» **EXERCISE DESCRIPTION**: Filter the records for lines holding the string "resamp".

[Items from a data source]
::::::::
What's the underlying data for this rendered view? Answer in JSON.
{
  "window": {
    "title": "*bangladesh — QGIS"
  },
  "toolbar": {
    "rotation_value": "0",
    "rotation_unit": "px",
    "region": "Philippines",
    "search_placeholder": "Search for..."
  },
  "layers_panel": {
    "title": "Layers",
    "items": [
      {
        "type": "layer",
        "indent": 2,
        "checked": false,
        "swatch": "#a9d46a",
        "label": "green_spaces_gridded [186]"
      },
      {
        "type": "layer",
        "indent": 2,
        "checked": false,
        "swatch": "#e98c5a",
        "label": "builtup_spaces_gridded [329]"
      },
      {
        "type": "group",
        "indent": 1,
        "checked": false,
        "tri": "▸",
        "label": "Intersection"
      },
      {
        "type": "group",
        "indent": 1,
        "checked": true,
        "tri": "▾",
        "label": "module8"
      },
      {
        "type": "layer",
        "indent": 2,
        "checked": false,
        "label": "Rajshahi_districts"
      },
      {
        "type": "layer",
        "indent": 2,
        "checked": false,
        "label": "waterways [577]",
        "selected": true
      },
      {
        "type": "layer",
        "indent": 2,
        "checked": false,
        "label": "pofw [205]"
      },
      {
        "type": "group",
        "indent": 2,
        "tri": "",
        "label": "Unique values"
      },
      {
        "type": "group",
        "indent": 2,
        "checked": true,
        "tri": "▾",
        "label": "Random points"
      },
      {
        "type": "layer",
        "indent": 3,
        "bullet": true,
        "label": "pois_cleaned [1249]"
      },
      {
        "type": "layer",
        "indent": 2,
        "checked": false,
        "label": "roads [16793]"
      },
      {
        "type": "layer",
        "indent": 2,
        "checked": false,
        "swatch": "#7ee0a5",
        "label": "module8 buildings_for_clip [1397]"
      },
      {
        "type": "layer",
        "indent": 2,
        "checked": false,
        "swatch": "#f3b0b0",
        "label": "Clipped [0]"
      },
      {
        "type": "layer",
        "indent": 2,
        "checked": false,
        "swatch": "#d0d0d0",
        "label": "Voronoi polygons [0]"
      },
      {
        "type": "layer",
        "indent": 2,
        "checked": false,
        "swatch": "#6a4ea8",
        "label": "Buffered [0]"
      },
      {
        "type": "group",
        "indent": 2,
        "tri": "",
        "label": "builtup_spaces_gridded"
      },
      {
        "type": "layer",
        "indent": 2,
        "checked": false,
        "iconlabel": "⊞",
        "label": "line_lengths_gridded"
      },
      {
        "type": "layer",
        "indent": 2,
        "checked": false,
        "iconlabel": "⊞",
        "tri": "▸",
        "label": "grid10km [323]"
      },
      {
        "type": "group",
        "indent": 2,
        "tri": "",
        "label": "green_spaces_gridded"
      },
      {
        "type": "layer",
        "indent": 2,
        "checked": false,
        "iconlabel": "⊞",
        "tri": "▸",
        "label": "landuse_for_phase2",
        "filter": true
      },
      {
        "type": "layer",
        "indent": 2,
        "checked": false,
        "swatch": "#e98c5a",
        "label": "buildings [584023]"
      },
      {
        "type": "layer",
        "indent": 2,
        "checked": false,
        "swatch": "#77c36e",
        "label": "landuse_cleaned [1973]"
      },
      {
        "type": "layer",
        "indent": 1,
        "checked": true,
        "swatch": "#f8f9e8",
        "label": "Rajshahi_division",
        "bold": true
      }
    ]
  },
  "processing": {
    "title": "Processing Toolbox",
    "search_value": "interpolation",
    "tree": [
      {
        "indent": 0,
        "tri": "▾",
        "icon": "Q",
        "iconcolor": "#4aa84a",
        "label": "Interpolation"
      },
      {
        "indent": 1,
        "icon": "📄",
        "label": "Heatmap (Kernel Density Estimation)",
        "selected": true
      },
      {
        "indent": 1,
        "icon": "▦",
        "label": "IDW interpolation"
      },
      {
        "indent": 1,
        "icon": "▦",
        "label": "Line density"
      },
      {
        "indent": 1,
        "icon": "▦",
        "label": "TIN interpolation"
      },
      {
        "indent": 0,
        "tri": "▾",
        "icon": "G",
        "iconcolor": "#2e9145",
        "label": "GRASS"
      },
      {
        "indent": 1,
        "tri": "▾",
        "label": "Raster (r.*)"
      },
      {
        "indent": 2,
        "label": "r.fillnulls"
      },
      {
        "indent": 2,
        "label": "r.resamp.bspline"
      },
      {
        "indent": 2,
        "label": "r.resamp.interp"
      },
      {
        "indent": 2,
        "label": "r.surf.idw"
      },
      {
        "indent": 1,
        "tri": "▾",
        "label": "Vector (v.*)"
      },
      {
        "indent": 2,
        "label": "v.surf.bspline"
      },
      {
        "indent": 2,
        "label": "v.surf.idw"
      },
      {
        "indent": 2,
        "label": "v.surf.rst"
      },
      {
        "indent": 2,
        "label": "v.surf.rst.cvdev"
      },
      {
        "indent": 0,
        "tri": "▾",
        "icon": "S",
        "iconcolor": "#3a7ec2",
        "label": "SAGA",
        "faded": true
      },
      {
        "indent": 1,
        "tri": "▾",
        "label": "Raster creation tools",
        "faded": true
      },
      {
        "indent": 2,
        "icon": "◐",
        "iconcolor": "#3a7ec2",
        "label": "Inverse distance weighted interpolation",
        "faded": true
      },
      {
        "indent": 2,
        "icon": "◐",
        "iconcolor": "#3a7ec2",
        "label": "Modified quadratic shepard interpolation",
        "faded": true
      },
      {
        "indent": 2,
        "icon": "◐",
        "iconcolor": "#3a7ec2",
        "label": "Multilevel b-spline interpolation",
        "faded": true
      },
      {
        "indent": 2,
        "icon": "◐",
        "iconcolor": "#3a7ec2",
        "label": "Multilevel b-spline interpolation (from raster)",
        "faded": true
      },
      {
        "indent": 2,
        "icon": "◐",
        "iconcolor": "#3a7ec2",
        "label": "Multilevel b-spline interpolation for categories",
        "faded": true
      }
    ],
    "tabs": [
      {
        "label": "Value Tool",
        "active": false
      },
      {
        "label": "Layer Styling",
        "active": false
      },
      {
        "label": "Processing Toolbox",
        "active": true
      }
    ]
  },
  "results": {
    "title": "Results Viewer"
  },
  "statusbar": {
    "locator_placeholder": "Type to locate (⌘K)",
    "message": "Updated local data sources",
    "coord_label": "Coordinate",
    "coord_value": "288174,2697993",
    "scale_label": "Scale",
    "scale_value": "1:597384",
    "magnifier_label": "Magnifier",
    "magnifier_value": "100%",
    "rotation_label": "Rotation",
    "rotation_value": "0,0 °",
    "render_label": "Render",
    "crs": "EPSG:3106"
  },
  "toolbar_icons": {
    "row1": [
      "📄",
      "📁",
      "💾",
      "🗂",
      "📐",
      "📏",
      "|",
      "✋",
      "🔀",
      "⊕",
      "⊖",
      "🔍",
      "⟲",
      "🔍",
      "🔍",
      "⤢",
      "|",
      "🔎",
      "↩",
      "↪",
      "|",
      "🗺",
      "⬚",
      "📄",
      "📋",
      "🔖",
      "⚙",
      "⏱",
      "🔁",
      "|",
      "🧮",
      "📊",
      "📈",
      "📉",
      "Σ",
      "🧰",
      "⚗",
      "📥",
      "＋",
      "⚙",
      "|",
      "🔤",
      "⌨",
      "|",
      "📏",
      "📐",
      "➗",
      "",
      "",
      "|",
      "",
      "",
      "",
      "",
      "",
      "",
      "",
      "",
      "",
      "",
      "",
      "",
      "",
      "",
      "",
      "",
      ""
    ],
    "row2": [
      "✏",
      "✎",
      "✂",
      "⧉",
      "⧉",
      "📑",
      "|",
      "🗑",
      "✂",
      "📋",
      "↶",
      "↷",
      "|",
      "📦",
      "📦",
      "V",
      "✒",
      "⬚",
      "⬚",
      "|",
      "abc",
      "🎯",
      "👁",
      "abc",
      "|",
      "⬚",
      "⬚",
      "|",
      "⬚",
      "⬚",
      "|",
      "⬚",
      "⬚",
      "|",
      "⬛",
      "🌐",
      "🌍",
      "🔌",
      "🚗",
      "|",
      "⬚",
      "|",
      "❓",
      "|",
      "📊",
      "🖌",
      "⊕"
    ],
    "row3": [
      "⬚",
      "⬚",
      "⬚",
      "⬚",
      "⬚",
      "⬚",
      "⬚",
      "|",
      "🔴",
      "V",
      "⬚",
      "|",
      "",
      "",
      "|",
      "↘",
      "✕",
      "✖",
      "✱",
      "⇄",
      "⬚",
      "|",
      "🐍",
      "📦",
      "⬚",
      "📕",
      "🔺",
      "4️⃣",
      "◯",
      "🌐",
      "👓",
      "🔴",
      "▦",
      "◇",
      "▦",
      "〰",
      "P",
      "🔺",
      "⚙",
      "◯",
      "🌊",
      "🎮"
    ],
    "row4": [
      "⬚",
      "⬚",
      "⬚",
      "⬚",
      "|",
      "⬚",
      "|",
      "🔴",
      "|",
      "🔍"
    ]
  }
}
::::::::
» **EXERCISE RESPONSE**:
        "label": "r.resamp.bspline"
        "label": "r.resamp.interp"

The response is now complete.